When I first started at Smithsonian Gardens in 2010 I was assigned the job of cleaning the Moongate fountain in the Enid A. Haupt Garden. I was excited about this task as I would have an opportunity to learn to use a new piece of equipment and keep cool during the hot summer months. I estimated that the fountain would need to be cleaned maybe once a month. With the pond open between April and October, that would total seven times a year. That spring, the cleaning schedule started out at once a month. As the season went on and the temperatures climbed into the 90s, I noticed that the fountain was growing algae at a rapid pace. It turned the water a sickly slimy-green color. That once-a-month cleaning turned into scouring once or twice a week! That season, I ended up cleaning the fountain well over twenty times. The next year it was the same story.
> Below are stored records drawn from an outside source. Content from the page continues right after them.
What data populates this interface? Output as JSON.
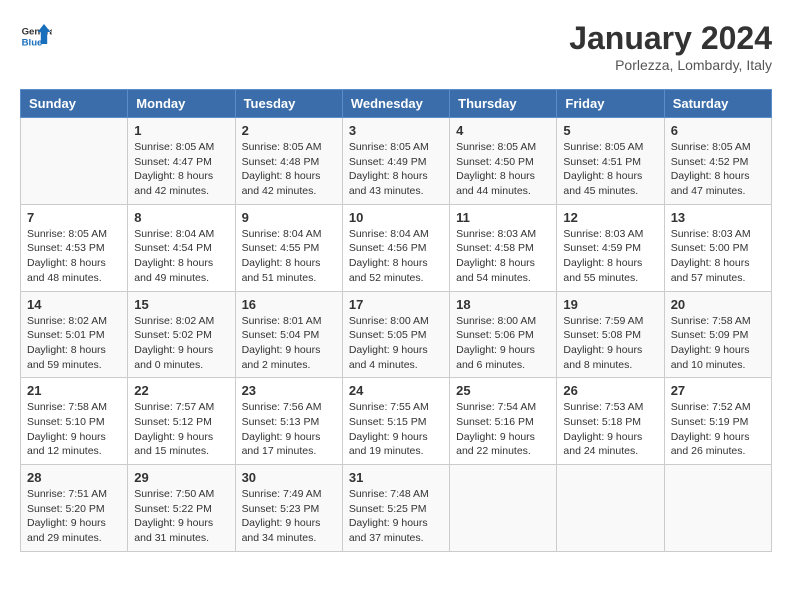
{
  "header": {
    "logo_general": "General",
    "logo_blue": "Blue",
    "main_title": "January 2024",
    "subtitle": "Porlezza, Lombardy, Italy"
  },
  "days_of_week": [
    "Sunday",
    "Monday",
    "Tuesday",
    "Wednesday",
    "Thursday",
    "Friday",
    "Saturday"
  ],
  "weeks": [
    [
      {
        "day": "",
        "info": ""
      },
      {
        "day": "1",
        "info": "Sunrise: 8:05 AM\nSunset: 4:47 PM\nDaylight: 8 hours\nand 42 minutes."
      },
      {
        "day": "2",
        "info": "Sunrise: 8:05 AM\nSunset: 4:48 PM\nDaylight: 8 hours\nand 42 minutes."
      },
      {
        "day": "3",
        "info": "Sunrise: 8:05 AM\nSunset: 4:49 PM\nDaylight: 8 hours\nand 43 minutes."
      },
      {
        "day": "4",
        "info": "Sunrise: 8:05 AM\nSunset: 4:50 PM\nDaylight: 8 hours\nand 44 minutes."
      },
      {
        "day": "5",
        "info": "Sunrise: 8:05 AM\nSunset: 4:51 PM\nDaylight: 8 hours\nand 45 minutes."
      },
      {
        "day": "6",
        "info": "Sunrise: 8:05 AM\nSunset: 4:52 PM\nDaylight: 8 hours\nand 47 minutes."
      }
    ],
    [
      {
        "day": "7",
        "info": "Sunrise: 8:05 AM\nSunset: 4:53 PM\nDaylight: 8 hours\nand 48 minutes."
      },
      {
        "day": "8",
        "info": "Sunrise: 8:04 AM\nSunset: 4:54 PM\nDaylight: 8 hours\nand 49 minutes."
      },
      {
        "day": "9",
        "info": "Sunrise: 8:04 AM\nSunset: 4:55 PM\nDaylight: 8 hours\nand 51 minutes."
      },
      {
        "day": "10",
        "info": "Sunrise: 8:04 AM\nSunset: 4:56 PM\nDaylight: 8 hours\nand 52 minutes."
      },
      {
        "day": "11",
        "info": "Sunrise: 8:03 AM\nSunset: 4:58 PM\nDaylight: 8 hours\nand 54 minutes."
      },
      {
        "day": "12",
        "info": "Sunrise: 8:03 AM\nSunset: 4:59 PM\nDaylight: 8 hours\nand 55 minutes."
      },
      {
        "day": "13",
        "info": "Sunrise: 8:03 AM\nSunset: 5:00 PM\nDaylight: 8 hours\nand 57 minutes."
      }
    ],
    [
      {
        "day": "14",
        "info": "Sunrise: 8:02 AM\nSunset: 5:01 PM\nDaylight: 8 hours\nand 59 minutes."
      },
      {
        "day": "15",
        "info": "Sunrise: 8:02 AM\nSunset: 5:02 PM\nDaylight: 9 hours\nand 0 minutes."
      },
      {
        "day": "16",
        "info": "Sunrise: 8:01 AM\nSunset: 5:04 PM\nDaylight: 9 hours\nand 2 minutes."
      },
      {
        "day": "17",
        "info": "Sunrise: 8:00 AM\nSunset: 5:05 PM\nDaylight: 9 hours\nand 4 minutes."
      },
      {
        "day": "18",
        "info": "Sunrise: 8:00 AM\nSunset: 5:06 PM\nDaylight: 9 hours\nand 6 minutes."
      },
      {
        "day": "19",
        "info": "Sunrise: 7:59 AM\nSunset: 5:08 PM\nDaylight: 9 hours\nand 8 minutes."
      },
      {
        "day": "20",
        "info": "Sunrise: 7:58 AM\nSunset: 5:09 PM\nDaylight: 9 hours\nand 10 minutes."
      }
    ],
    [
      {
        "day": "21",
        "info": "Sunrise: 7:58 AM\nSunset: 5:10 PM\nDaylight: 9 hours\nand 12 minutes."
      },
      {
        "day": "22",
        "info": "Sunrise: 7:57 AM\nSunset: 5:12 PM\nDaylight: 9 hours\nand 15 minutes."
      },
      {
        "day": "23",
        "info": "Sunrise: 7:56 AM\nSunset: 5:13 PM\nDaylight: 9 hours\nand 17 minutes."
      },
      {
        "day": "24",
        "info": "Sunrise: 7:55 AM\nSunset: 5:15 PM\nDaylight: 9 hours\nand 19 minutes."
      },
      {
        "day": "25",
        "info": "Sunrise: 7:54 AM\nSunset: 5:16 PM\nDaylight: 9 hours\nand 22 minutes."
      },
      {
        "day": "26",
        "info": "Sunrise: 7:53 AM\nSunset: 5:18 PM\nDaylight: 9 hours\nand 24 minutes."
      },
      {
        "day": "27",
        "info": "Sunrise: 7:52 AM\nSunset: 5:19 PM\nDaylight: 9 hours\nand 26 minutes."
      }
    ],
    [
      {
        "day": "28",
        "info": "Sunrise: 7:51 AM\nSunset: 5:20 PM\nDaylight: 9 hours\nand 29 minutes."
      },
      {
        "day": "29",
        "info": "Sunrise: 7:50 AM\nSunset: 5:22 PM\nDaylight: 9 hours\nand 31 minutes."
      },
      {
        "day": "30",
        "info": "Sunrise: 7:49 AM\nSunset: 5:23 PM\nDaylight: 9 hours\nand 34 minutes."
      },
      {
        "day": "31",
        "info": "Sunrise: 7:48 AM\nSunset: 5:25 PM\nDaylight: 9 hours\nand 37 minutes."
      },
      {
        "day": "",
        "info": ""
      },
      {
        "day": "",
        "info": ""
      },
      {
        "day": "",
        "info": ""
      }
    ]
  ]
}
After the summer of 2011, I really started to think about all of the water, energy, and time it takes to clean the Moongate fountain. I started to gauge the amount of water that was being used in one year to clean and fill the fountain. I calculated that it takes 2,300 gallons of water just to fill the fountain each time it is cleaned, plus 200 gallons or so to clean it. I decided to research environmentally-friendly products that would reduce the amount of algal growth, thereby cutting down on the amount of water needed to re-fill the fountain after each cleaning. Fewer cleaning sessions would also result in less emissions (and noise) generated from the power washer that runs every time the fountain is cleaned. I started experimenting with a non-toxic black pond dye. Adding black dye to the fountain reduced the amount of sunlight that was able to penetrate the water, which in turn reduced the algal growth. I found the dye to be very effective and talked my colleagues into using it in the fountains in the Ripley and Folger Gardens as well. Thanks to the black dye solution, Smithsonian Gardens has reduced fountain water use from 60,000 gallons a year to slightly less than 22,000 gallons- a terrific way for Smithsonian Gardens to employ a sustainable alternative in its operations.
-Sarah Tietbohl, Smithsonian Gardens